Non-metropolitan counties such as (1) Edmonson, Kentucky, claim the highest numbers of pet spenders, and not only because such places have more open space. Many rural counties are loaded with the household type most likely to spend on pets. Some 79 percent of parents with school-age children load up on kibble, collars and scratching posts, compared with 71 percent of parents with younger or older children, 72 percent of roommate households and 73 percent of young childless couples. In contrast, only 30 percent of older singles spend on pets, and only 41 percent of retired couples. That's why households in a retirement Mecca like (2) Sarasota County, Florida, are 12 percent less likely than average to shop the "chow chow chow" aisles at the local supermarket.
Pets may make life worth living, but they cost extra. Only 48 percent of households with annual incomes of less than $12,000 spend money to keep a pet, compared with 61 percent of middle-income households ($25,000 to $39,999) and 65 percent of households with incomes of $40,000 or more, according to the AVMA. Households are unlikely to spend on pets in the nation's poorest counties, such as (3) Rosebud Sioux Reservation (Shannon County, South Dakota). But in (4) Spotsylvania County, Virginia, a landscape of small farms and new housing developments on the fringe of the Washington, D.C.-Richmond Corridor, households are 21 percent more likely than average to spend on their pets.
Owning a pet doesn't have to be expensive, unless you want the best-and the rich often do. In some affluent counties, the likelihood that residents will spend money on pets is low, but those who do spend don't mind ponying up the big bucks. Households in (5) Westchester County, New York, are 6 percent less likely than the U.S. average to spend, but they rank among the highest in the potential for per-household spending on pets. It's easy to spend a lot when a kennel costs $50 a day and grooming is $45 per week for your $700 purebred bichon frise.
As the population ages, the proportion of pet-owning households is declining. In 1996, according to the AVMA, about 27 percent of U.S. households owned a cat, down from 31 percent in 1987. Yet households that do have pets are likely to own more of them now than they did a decade ago. The average number of dogs in a dog-owning household was 1.69 in 1996, up from 1.51 in 1987, and the average number of cats owned per household was 2.19, up from 1.95. As a result, the total number of dogs owned increased from 52.4 million in 1987 to 52.9 million in 1996, and the number of pet cats increased from 54.6 million to 59.1 million.

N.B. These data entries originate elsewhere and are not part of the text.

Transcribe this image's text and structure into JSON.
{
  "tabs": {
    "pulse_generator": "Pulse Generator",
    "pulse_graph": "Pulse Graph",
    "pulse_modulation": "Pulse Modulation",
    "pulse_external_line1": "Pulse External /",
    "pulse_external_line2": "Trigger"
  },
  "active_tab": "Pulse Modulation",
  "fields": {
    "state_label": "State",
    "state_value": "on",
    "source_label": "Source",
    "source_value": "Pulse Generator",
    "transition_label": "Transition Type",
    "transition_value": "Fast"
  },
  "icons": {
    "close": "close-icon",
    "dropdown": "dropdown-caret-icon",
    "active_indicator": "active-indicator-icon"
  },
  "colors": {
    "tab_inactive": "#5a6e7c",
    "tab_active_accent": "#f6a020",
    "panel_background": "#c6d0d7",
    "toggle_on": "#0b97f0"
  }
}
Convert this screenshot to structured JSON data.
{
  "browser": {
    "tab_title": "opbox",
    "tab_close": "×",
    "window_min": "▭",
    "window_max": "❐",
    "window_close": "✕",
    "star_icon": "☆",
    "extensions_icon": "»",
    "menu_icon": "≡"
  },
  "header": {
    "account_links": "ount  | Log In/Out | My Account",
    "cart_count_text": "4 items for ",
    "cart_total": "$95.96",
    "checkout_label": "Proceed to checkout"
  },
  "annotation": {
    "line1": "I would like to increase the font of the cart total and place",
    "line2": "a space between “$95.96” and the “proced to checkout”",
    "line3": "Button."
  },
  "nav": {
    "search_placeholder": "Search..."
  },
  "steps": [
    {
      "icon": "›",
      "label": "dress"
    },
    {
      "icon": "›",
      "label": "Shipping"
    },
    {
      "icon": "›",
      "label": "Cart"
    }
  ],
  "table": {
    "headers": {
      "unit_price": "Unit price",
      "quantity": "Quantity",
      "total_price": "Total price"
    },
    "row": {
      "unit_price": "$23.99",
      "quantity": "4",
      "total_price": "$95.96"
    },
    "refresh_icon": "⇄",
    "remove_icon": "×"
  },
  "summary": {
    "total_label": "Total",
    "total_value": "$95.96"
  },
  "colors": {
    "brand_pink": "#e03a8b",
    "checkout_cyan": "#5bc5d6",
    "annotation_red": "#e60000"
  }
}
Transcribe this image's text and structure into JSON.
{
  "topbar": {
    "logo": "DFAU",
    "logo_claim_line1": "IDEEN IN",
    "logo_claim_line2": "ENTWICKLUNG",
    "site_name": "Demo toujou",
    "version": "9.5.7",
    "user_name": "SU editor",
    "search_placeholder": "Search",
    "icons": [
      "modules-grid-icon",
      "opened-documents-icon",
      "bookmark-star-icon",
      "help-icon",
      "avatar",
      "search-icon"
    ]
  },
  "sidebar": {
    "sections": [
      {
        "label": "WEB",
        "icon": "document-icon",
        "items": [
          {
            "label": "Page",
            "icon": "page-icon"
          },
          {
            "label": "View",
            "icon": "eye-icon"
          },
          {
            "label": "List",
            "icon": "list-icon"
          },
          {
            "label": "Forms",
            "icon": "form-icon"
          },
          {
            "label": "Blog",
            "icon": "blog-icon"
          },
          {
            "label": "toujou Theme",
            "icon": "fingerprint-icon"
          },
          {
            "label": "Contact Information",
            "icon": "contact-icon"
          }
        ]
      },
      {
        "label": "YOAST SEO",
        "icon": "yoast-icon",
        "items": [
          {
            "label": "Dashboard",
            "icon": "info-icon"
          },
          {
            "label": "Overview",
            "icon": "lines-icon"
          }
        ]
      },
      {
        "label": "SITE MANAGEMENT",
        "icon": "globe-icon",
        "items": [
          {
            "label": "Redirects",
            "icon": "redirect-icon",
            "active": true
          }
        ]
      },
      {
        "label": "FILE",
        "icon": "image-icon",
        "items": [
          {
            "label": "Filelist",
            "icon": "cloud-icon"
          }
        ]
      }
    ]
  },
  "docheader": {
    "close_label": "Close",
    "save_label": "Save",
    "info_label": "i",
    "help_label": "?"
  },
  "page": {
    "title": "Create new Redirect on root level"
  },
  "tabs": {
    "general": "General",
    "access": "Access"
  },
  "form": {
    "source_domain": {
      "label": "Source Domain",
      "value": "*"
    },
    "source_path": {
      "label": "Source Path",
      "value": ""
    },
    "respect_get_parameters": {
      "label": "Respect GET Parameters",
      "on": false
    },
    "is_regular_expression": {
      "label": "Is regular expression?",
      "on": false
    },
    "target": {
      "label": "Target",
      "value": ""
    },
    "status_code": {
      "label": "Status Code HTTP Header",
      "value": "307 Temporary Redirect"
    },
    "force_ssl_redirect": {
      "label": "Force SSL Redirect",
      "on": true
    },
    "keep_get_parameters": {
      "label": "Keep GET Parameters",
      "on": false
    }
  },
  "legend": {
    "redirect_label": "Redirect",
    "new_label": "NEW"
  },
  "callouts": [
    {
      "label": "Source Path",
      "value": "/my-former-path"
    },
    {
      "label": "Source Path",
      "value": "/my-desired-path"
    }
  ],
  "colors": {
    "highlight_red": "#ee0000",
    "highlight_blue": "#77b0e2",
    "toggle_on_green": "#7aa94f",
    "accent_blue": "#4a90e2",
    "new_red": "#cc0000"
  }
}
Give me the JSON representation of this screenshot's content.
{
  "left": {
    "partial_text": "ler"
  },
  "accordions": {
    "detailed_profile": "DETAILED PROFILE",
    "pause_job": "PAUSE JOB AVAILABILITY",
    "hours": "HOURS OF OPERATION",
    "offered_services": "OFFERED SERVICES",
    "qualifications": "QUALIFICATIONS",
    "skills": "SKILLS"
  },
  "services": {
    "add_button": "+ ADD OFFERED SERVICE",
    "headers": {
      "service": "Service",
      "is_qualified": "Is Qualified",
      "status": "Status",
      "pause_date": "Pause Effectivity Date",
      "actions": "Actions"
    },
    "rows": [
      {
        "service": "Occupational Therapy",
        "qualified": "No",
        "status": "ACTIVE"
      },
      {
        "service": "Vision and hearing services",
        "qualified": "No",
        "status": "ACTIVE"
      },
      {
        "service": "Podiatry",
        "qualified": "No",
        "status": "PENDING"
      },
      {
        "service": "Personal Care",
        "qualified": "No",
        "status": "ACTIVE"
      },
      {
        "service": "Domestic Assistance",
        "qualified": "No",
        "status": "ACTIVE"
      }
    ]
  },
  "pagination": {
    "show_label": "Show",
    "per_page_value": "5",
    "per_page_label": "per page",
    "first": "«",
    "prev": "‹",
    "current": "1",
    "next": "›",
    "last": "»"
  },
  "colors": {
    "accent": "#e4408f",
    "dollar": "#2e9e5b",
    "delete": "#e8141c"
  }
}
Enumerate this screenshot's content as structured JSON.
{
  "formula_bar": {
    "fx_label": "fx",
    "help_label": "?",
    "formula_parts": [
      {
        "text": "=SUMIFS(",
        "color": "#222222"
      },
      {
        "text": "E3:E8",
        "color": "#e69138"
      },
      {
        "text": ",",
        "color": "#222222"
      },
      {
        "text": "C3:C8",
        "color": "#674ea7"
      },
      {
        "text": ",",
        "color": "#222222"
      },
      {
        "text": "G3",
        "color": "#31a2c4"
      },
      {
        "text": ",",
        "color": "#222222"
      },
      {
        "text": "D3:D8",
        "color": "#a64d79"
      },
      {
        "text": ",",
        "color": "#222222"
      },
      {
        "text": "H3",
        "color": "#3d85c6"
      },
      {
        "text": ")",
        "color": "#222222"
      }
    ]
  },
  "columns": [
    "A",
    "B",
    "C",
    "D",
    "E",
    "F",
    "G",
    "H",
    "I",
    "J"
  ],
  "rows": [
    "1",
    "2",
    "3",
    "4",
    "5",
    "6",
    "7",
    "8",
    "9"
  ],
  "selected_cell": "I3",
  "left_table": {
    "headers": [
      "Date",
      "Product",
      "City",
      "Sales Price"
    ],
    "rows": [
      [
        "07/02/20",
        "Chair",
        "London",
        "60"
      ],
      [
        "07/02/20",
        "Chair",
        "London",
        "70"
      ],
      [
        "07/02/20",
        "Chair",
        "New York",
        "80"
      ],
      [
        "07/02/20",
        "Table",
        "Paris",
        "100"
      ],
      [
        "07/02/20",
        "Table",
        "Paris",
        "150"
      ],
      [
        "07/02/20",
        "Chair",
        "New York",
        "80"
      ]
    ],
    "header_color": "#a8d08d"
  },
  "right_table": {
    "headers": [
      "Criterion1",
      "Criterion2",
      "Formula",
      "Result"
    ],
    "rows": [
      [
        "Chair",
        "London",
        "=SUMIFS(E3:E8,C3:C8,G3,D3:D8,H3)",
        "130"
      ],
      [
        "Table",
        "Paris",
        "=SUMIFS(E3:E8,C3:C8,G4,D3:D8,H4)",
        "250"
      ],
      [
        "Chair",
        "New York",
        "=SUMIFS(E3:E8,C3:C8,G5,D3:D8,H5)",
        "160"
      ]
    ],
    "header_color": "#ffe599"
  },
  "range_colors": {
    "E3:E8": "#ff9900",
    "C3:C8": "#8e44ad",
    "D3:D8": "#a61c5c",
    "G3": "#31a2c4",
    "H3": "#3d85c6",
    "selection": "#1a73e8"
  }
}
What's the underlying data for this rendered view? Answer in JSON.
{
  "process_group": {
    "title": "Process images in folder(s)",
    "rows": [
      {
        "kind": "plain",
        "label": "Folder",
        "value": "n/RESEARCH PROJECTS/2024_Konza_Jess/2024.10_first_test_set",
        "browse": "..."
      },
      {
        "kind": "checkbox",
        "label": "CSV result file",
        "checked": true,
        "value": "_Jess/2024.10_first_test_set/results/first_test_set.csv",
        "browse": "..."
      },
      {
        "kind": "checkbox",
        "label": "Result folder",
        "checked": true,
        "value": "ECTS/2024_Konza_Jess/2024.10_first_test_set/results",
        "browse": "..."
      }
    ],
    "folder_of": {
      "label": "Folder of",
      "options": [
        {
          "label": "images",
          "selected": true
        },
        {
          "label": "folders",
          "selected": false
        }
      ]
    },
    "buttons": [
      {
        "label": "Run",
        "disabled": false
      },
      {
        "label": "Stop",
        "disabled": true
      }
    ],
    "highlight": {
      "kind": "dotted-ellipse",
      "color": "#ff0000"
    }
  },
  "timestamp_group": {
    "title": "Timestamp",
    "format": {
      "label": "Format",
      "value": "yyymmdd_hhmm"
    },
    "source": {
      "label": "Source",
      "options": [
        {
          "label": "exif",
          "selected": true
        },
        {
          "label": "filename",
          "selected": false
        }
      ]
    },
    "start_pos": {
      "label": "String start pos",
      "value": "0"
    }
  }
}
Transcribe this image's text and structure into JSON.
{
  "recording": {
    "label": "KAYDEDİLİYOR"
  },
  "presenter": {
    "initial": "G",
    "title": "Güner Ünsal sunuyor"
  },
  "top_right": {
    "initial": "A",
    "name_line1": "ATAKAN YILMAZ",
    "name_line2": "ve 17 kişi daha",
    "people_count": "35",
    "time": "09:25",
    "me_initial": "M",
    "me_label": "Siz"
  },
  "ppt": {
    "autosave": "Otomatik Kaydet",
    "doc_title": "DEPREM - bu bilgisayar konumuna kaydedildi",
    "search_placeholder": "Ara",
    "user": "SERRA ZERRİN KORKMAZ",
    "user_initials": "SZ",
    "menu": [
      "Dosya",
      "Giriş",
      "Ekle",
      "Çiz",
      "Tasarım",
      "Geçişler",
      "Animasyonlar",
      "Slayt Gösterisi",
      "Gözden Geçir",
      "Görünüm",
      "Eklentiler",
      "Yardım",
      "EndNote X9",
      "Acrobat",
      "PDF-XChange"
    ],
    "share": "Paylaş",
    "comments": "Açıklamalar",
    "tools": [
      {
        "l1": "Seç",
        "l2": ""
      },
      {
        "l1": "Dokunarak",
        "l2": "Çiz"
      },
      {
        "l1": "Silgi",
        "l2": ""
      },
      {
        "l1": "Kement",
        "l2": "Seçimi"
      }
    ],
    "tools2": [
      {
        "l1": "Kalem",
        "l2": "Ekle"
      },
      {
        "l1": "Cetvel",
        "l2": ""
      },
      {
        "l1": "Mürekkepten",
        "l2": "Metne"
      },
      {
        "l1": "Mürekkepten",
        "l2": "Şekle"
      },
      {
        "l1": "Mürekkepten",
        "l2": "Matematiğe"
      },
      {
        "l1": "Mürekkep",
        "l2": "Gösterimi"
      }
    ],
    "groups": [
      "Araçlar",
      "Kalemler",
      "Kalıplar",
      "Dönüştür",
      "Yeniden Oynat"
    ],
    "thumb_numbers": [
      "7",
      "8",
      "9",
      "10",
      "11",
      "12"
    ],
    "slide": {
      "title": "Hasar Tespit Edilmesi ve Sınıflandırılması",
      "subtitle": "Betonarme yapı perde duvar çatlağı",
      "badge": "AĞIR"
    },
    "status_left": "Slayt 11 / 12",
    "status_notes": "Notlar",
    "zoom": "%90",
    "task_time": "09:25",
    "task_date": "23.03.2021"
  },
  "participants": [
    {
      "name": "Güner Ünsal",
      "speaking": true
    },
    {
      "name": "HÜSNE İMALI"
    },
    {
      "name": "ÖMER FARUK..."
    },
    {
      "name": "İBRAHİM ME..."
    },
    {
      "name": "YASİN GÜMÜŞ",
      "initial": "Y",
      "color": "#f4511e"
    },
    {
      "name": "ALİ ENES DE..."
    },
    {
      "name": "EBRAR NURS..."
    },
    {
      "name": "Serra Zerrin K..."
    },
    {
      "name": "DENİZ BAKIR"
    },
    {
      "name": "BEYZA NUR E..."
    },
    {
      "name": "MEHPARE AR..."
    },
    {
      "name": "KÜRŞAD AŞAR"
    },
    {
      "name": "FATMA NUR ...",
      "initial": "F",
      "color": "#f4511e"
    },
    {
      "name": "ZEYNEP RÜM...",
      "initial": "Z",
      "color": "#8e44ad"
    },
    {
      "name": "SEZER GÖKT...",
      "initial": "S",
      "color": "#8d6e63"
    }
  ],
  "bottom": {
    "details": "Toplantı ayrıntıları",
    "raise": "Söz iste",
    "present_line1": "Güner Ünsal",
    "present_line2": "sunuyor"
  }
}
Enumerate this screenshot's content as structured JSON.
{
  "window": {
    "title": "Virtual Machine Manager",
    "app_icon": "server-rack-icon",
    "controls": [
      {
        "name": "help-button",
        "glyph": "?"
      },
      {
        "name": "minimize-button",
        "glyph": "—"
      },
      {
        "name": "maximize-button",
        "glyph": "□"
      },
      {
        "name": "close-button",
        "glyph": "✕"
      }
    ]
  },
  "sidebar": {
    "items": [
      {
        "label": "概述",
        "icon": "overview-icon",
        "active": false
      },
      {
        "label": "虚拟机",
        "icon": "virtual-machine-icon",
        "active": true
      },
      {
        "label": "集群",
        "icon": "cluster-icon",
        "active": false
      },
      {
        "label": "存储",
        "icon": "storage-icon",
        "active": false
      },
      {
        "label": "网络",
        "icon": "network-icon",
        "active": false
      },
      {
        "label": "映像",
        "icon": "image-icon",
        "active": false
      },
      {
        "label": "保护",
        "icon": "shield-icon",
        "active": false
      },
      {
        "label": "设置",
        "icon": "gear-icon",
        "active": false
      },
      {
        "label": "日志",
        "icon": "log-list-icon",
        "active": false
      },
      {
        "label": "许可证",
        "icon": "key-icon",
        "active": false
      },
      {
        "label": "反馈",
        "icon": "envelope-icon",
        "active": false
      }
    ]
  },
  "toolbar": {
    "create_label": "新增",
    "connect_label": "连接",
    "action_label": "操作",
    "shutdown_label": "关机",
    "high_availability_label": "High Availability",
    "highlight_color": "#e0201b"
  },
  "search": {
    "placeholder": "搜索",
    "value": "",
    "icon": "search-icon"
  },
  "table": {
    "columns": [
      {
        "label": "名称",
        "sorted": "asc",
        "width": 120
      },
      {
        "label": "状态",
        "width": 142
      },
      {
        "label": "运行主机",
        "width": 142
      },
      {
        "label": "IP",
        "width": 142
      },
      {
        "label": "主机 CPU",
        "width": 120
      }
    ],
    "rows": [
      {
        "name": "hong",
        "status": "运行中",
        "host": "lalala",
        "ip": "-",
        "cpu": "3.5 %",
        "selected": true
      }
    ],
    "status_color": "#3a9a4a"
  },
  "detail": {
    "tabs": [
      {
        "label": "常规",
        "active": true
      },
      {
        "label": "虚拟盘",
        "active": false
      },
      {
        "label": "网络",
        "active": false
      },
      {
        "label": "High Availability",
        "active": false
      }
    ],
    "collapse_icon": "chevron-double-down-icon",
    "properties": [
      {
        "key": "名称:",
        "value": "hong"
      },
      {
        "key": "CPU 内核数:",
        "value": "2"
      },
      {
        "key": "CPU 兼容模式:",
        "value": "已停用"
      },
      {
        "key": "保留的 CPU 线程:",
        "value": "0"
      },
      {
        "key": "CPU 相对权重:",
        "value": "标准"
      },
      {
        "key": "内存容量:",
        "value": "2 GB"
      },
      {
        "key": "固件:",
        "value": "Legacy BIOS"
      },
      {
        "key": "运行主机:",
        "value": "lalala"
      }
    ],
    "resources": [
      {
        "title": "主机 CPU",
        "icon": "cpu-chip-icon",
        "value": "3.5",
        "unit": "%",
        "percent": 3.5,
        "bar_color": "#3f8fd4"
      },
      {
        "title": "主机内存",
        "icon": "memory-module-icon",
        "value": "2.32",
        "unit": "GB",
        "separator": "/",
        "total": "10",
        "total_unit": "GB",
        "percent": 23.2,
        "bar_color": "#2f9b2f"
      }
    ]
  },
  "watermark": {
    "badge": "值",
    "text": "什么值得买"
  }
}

Women are responsible for pet care in 72 percent of pet-owning households. Their shopping lists vary from place to place. Households in chilly New England are 63 percent more likely to purchase kitty litter compared to the average U.S. household, according to Mediamark Research in New York City. Those in the sunny Southeast are 54 percent less likely than average to buy litter. But Southern households are also less likely than average to buy flea spray, even though flea infestations there are the worst in the nation. So pity the poor yard dog, and pass the Purina.